[Opening PROVIDED DATA section]

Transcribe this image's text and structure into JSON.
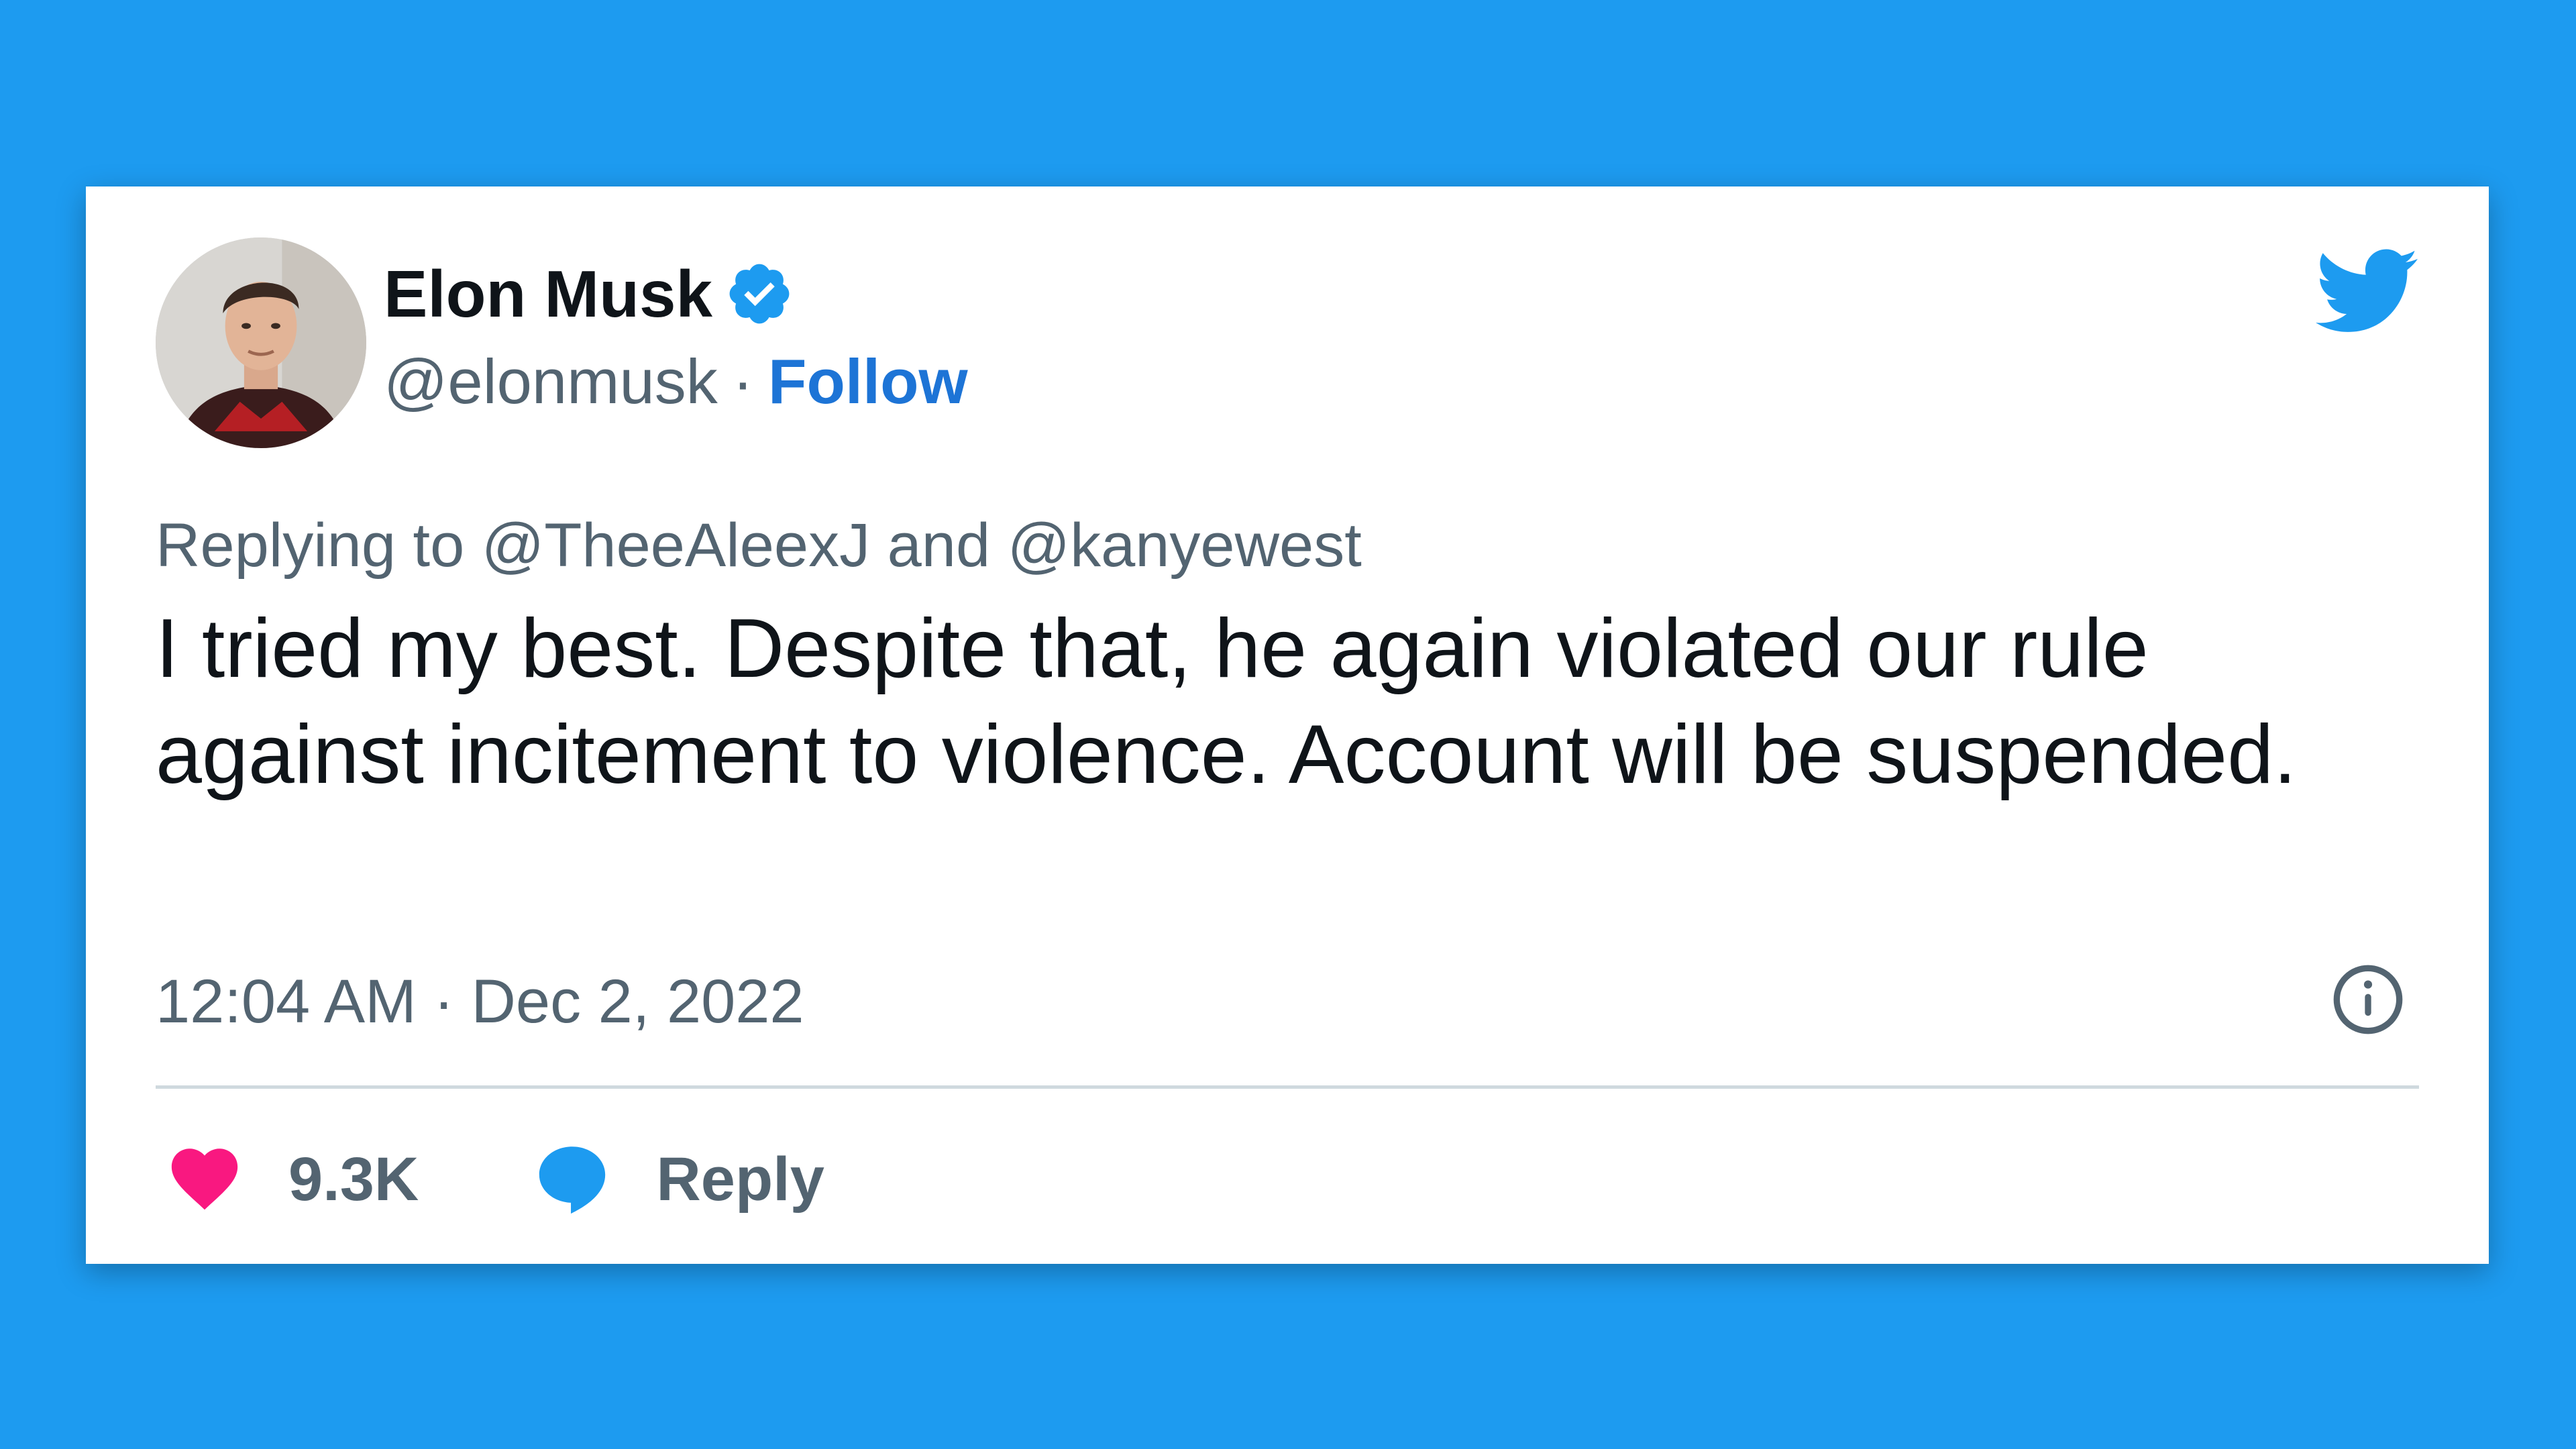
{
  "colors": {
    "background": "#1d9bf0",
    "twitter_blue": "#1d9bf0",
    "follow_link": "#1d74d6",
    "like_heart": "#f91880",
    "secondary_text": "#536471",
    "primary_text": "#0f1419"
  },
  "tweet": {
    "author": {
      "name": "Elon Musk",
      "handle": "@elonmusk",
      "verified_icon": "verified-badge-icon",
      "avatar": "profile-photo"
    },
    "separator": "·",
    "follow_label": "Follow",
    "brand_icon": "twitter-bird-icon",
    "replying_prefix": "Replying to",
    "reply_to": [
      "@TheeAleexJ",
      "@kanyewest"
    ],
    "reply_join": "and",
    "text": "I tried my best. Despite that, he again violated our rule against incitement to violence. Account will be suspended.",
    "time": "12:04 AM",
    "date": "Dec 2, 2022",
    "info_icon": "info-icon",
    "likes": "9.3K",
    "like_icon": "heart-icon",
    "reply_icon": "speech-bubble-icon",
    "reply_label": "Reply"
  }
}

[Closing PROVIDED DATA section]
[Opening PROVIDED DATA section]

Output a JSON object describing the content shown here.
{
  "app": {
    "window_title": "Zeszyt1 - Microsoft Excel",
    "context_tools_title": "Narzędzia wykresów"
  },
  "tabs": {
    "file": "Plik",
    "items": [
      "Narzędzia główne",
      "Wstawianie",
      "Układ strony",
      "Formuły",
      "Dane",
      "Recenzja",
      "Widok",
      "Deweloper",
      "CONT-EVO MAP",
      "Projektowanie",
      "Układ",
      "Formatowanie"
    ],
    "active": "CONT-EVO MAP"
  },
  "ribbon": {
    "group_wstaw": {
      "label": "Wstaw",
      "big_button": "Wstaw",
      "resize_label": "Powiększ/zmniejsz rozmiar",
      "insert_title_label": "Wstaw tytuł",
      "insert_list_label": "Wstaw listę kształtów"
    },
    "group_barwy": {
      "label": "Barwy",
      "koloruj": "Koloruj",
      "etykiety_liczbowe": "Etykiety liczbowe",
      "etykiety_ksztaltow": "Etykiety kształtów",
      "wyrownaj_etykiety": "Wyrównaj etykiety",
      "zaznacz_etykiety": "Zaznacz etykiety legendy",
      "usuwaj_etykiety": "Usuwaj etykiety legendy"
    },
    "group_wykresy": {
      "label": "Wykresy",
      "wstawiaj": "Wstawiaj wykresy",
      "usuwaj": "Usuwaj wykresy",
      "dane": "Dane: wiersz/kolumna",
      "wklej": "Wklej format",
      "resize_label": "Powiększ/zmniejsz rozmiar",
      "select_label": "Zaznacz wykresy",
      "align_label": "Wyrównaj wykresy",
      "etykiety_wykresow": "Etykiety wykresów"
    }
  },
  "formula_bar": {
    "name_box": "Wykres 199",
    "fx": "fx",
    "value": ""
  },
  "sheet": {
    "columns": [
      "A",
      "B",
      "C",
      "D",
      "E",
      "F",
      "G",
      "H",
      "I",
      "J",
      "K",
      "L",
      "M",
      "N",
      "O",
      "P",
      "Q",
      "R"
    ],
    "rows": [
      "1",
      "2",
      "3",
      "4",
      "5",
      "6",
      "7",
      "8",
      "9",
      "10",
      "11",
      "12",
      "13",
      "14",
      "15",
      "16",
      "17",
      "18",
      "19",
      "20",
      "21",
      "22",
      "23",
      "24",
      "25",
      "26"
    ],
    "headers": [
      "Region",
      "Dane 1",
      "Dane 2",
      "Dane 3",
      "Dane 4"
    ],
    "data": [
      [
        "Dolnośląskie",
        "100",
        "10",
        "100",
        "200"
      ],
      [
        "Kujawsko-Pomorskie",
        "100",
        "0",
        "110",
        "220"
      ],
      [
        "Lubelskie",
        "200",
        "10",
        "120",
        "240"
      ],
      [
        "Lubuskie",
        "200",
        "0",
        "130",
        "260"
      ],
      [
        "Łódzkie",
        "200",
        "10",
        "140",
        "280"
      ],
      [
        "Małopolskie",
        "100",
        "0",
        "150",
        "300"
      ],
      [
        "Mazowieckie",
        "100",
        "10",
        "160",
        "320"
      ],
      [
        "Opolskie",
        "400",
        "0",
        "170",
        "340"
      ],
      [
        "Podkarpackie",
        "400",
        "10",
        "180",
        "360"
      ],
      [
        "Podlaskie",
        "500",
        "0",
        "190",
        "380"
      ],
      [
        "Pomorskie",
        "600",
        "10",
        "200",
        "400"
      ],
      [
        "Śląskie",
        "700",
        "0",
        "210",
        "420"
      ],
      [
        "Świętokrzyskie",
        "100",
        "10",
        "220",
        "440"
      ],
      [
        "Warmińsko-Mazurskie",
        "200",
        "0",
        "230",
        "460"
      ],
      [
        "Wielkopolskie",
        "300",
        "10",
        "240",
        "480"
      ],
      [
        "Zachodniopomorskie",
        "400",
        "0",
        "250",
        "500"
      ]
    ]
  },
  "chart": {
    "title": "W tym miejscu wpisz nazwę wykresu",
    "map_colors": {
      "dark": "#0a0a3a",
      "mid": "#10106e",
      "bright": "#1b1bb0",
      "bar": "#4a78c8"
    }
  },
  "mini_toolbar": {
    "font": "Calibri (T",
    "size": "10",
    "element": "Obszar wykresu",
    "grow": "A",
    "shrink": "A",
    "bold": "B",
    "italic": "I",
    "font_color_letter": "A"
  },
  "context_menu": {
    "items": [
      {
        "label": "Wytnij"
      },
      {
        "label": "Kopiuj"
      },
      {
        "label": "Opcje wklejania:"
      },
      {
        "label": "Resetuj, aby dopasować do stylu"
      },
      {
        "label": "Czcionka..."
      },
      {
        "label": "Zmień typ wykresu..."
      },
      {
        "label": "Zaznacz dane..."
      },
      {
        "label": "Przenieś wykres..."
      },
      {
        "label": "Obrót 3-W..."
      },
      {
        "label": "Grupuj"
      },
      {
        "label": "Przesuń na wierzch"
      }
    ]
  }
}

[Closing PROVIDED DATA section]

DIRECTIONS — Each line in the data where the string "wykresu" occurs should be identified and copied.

OUTPUT OF THE EXERCISE —
    "title": "W tym miejscu wpisz nazwę wykresu",
    "element": "Obszar wykresu",
        "label": "Zmień typ wykresu..."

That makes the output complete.